Copy each line of the following material exactly.

-*-

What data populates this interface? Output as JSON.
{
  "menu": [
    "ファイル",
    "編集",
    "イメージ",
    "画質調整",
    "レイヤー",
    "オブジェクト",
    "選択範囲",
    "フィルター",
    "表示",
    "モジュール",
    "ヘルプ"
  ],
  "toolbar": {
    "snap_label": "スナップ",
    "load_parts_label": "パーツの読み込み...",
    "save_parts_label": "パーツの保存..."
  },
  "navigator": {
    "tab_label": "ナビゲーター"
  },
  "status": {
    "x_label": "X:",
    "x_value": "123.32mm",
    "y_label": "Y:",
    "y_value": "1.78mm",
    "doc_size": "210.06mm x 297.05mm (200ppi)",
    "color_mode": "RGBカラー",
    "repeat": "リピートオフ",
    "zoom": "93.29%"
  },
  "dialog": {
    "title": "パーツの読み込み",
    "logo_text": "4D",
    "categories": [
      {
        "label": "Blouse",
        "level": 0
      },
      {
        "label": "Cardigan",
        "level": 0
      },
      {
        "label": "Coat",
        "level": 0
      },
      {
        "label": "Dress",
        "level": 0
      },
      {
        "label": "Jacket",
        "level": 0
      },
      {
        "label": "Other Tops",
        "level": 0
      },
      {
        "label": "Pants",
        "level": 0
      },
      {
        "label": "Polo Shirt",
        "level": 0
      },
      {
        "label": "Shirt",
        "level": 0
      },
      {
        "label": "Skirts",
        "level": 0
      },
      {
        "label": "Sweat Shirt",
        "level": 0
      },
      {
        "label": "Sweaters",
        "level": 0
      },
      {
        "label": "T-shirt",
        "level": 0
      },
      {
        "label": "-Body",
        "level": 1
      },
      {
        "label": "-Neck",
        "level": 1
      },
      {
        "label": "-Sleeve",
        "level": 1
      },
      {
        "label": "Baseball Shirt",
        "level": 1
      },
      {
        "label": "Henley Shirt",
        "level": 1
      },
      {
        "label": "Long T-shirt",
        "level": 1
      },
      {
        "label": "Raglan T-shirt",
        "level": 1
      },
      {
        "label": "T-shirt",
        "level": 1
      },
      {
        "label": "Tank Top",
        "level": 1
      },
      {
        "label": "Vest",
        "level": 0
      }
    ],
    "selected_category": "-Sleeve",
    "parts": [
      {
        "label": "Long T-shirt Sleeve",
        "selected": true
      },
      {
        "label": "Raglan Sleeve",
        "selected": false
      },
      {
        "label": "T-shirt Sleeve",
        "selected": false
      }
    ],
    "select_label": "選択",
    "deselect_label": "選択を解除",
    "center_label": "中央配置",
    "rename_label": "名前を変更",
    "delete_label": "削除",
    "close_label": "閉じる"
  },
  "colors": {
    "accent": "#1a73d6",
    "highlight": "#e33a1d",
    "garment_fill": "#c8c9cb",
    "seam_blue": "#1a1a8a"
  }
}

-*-

> **Problem solution**:
What data populates this interface? Output as JSON.
{
  "menu": [
    "ファイル",
    "編集",
    "イメージ",
    "画質調整",
    "レイヤー",
    "オブジェクト",
    "選択範囲",
    "フィルター",
    "表示",
    "モジュール",
    "ヘルプ"
  ],
  "toolbar": {
    "snap_label": "スナップ",
    "load_parts_label": "パーツの読み込み...",
    "save_parts_label": "パーツの保存..."
  },
  "navigator": {
    "tab_label": "ナビゲーター"
  },
  "status": {
    "x_label": "X:",
    "x_value": "123.32mm",
    "y_label": "Y:",
    "y_value": "1.78mm",
    "doc_size": "210.06mm x 297.05mm (200ppi)",
    "color_mode": "RGBカラー",
    "repeat": "リピートオフ",
    "zoom": "93.29%"
  },
  "dialog": {
    "title": "パーツの読み込み",
    "logo_text": "4D",
    "categories": [
      {
        "label": "Blouse",
        "level": 0
      },
      {
        "label": "Cardigan",
        "level": 0
      },
      {
        "label": "Coat",
        "level": 0
      },
      {
        "label": "Dress",
        "level": 0
      },
      {
        "label": "Jacket",
        "level": 0
      },
      {
        "label": "Other Tops",
        "level": 0
      },
      {
        "label": "Pants",
        "level": 0
      },
      {
        "label": "Polo Shirt",
        "level": 0
      },
      {
        "label": "Shirt",
        "level": 0
      },
      {
        "label": "Skirts",
        "level": 0
      },
      {
        "label": "Sweat Shirt",
        "level": 0
      },
      {
        "label": "Sweaters",
        "level": 0
      },
      {
        "label": "T-shirt",
        "level": 0
      },
      {
        "label": "-Body",
        "level": 1
      },
      {
        "label": "-Neck",
        "level": 1
      },
      {
        "label": "-Sleeve",
        "level": 1
      },
      {
        "label": "Baseball Shirt",
        "level": 1
      },
      {
        "label": "Henley Shirt",
        "level": 1
      },
      {
        "label": "Long T-shirt",
        "level": 1
      },
      {
        "label": "Raglan T-shirt",
        "level": 1
      },
      {
        "label": "T-shirt",
        "level": 1
      },
      {
        "label": "Tank Top",
        "level": 1
      },
      {
        "label": "Vest",
        "level": 0
      }
    ],
    "selected_category": "-Sleeve",
    "parts": [
      {
        "label": "Long T-shirt Sleeve",
        "selected": true
      },
      {
        "label": "Raglan Sleeve",
        "selected": false
      },
      {
        "label": "T-shirt Sleeve",
        "selected": false
      }
    ],
    "select_label": "選択",
    "deselect_label": "選択を解除",
    "center_label": "中央配置",
    "rename_label": "名前を変更",
    "delete_label": "削除",
    "close_label": "閉じる"
  },
  "colors": {
    "accent": "#1a73d6",
    "highlight": "#e33a1d",
    "garment_fill": "#c8c9cb",
    "seam_blue": "#1a1a8a"
  }
}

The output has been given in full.